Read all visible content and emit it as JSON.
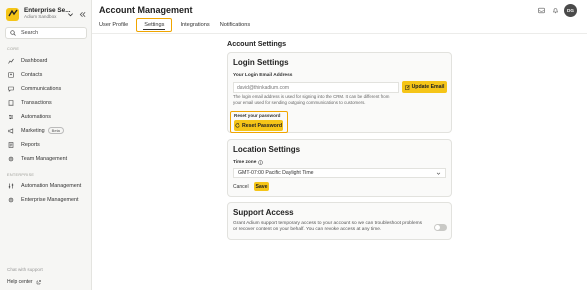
{
  "app": {
    "org_name": "Enterprise Se...",
    "org_sub": "Adium Sandbox",
    "search_placeholder": "Search"
  },
  "sidebar": {
    "sections": {
      "main_label": "CORE",
      "enterprise_label": "ENTERPRISE"
    },
    "items": [
      {
        "label": "Dashboard",
        "icon": "dashboard-icon"
      },
      {
        "label": "Contacts",
        "icon": "contacts-icon"
      },
      {
        "label": "Communications",
        "icon": "chat-icon"
      },
      {
        "label": "Transactions",
        "icon": "receipt-icon"
      },
      {
        "label": "Automations",
        "icon": "automation-icon"
      },
      {
        "label": "Marketing",
        "icon": "megaphone-icon",
        "badge": "Beta"
      },
      {
        "label": "Reports",
        "icon": "report-icon"
      },
      {
        "label": "Team Management",
        "icon": "gear-icon"
      }
    ],
    "enterprise_items": [
      {
        "label": "Automation Management",
        "icon": "sliders-icon"
      },
      {
        "label": "Enterprise Management",
        "icon": "gear-icon"
      }
    ],
    "footer": {
      "support": "Chat with support",
      "help": "Help center"
    }
  },
  "header": {
    "title": "Account Management",
    "avatar_initials": "DG",
    "tabs": [
      {
        "label": "User Profile"
      },
      {
        "label": "Settings",
        "active": true
      },
      {
        "label": "Integrations"
      },
      {
        "label": "Notifications"
      }
    ]
  },
  "main": {
    "section_title": "Account Settings",
    "login": {
      "title": "Login Settings",
      "email_label": "Your Login Email Address",
      "email_value": "david@thinkadium.com",
      "update_button": "Update Email",
      "help_text": "The login email address is used for signing into the CRM. It can be different from your email used for sending outgoing communications to customers.",
      "reset_label": "Reset your password",
      "reset_button": "Reset Password"
    },
    "location": {
      "title": "Location Settings",
      "timezone_label": "Time zone",
      "timezone_value": "GMT-07:00 Pacific Daylight Time",
      "cancel": "Cancel",
      "save": "Save"
    },
    "support": {
      "title": "Support Access",
      "text": "Grant Adium support temporary access to your account so we can troubleshoot problems or recover content on your behalf. You can revoke access at any time.",
      "toggle_on": false
    }
  },
  "colors": {
    "accent": "#f5c518",
    "highlight": "#f0a500",
    "sidebar_bg": "#f6f6f4"
  }
}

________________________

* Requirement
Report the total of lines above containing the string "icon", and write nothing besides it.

* Response to this task
10